My son arranged to go with someone else, but when his friend backed out at the last minute, I reluctantly agreed to take the extra ticket. I dragged my feet getting ready, dreading the long train ride into the city and anticipating that I’d react to the music the same way that I did when I heard the first strains of one of those Abba songs in Mamma Mia! — by sinking into my seat and wishing I was somewhere else. I did not know that I was in for a night of surprises and that this show would be the most fun I’ve had on Broadway since The Producers.
As an event, Rock of Ages is not treated like a typical night of New York theater. It is more like an arena concert, with drinks served in the aisles, stage lighting, a backup band, and little LED flashlights to take the place of lighters that normally would be waved in the air during power ballads and encores. You know from the minute you sit down that you are in for something completely different. It is a show meant for mass appeal –- not the usual stuffy or elite theater crowd, but for guys and gals who lived during the heyday of arena rock and for the teens who have learned the songs from endless Guitar Hero or Rock Band sessions. It may be seen as a little too risqué for young teens, so be warned. It is, after all, a story about sex, drugs, and rock and roll (with heavy emphasis on the sex).

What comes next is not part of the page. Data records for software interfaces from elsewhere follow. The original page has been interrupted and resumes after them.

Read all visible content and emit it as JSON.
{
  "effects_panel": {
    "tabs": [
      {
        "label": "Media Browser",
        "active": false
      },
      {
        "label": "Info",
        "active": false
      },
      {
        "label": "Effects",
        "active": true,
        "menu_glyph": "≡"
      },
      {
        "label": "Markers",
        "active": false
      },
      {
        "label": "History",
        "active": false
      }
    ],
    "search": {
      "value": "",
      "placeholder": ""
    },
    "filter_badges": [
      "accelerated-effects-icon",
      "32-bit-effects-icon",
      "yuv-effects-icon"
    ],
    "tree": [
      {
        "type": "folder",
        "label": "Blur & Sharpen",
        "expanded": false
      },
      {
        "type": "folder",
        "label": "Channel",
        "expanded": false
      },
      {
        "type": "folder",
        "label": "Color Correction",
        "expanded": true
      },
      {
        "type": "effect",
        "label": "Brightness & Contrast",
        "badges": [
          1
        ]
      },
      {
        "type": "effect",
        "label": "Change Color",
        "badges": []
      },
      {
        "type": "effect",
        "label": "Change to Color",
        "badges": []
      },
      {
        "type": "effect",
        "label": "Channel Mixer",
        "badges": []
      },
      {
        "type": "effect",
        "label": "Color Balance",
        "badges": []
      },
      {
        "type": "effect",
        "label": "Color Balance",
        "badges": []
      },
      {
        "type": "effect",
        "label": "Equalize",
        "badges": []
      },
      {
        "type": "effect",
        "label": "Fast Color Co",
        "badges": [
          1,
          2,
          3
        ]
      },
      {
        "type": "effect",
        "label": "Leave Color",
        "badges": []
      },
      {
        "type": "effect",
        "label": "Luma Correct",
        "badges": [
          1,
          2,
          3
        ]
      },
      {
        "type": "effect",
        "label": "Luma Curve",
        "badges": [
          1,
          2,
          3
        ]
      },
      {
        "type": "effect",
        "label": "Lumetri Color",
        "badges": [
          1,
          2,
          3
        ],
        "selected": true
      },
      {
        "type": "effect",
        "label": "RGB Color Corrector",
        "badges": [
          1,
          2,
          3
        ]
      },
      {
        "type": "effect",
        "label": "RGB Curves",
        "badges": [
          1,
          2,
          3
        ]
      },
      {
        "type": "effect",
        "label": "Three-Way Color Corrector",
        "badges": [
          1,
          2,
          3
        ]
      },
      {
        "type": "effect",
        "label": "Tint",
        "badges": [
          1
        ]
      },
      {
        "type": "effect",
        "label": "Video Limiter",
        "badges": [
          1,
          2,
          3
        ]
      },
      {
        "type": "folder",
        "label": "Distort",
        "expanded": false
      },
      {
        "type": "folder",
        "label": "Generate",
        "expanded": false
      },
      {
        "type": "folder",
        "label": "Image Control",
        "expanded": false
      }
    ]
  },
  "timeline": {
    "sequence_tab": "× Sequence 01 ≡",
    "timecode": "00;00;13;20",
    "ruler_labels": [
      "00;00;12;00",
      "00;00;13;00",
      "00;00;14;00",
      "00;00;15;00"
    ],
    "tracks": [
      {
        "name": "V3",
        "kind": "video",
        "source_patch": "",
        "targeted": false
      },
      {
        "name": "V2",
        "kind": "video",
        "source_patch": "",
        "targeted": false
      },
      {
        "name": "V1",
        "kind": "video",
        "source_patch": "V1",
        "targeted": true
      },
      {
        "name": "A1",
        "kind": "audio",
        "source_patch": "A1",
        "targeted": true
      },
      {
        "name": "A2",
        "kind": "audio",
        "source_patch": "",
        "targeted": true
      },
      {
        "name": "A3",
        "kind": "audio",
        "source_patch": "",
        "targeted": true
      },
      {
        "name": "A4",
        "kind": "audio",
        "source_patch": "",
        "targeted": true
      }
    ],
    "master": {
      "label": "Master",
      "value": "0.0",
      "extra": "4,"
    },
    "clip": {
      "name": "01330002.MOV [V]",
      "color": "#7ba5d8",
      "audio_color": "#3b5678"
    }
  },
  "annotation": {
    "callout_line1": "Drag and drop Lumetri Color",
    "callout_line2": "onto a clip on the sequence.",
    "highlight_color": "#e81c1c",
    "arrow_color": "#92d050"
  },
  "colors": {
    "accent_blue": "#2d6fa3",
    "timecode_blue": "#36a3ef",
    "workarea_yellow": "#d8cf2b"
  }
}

The story is a weak contrivance of boy meets girl, full of the usual clichés and characters associated with arena rock and the 80’s. Drew, the rock wannabe (Constantine Maroulis of American Idol fame) falls for Sherrie (Amy Spanger), the naïve girl from the sticks who has run away to the big bad city to become a star. The other characters include a former hippie who now runs the rock club dive on the Strip, an authoritarian entrepreneur who wants to spoil everyone’s fun, his effete son trying to learn the business, and a stereotypical social activist in a prairie skirt, socks, and earth sandals out to preserve the integrity of the neighborhood.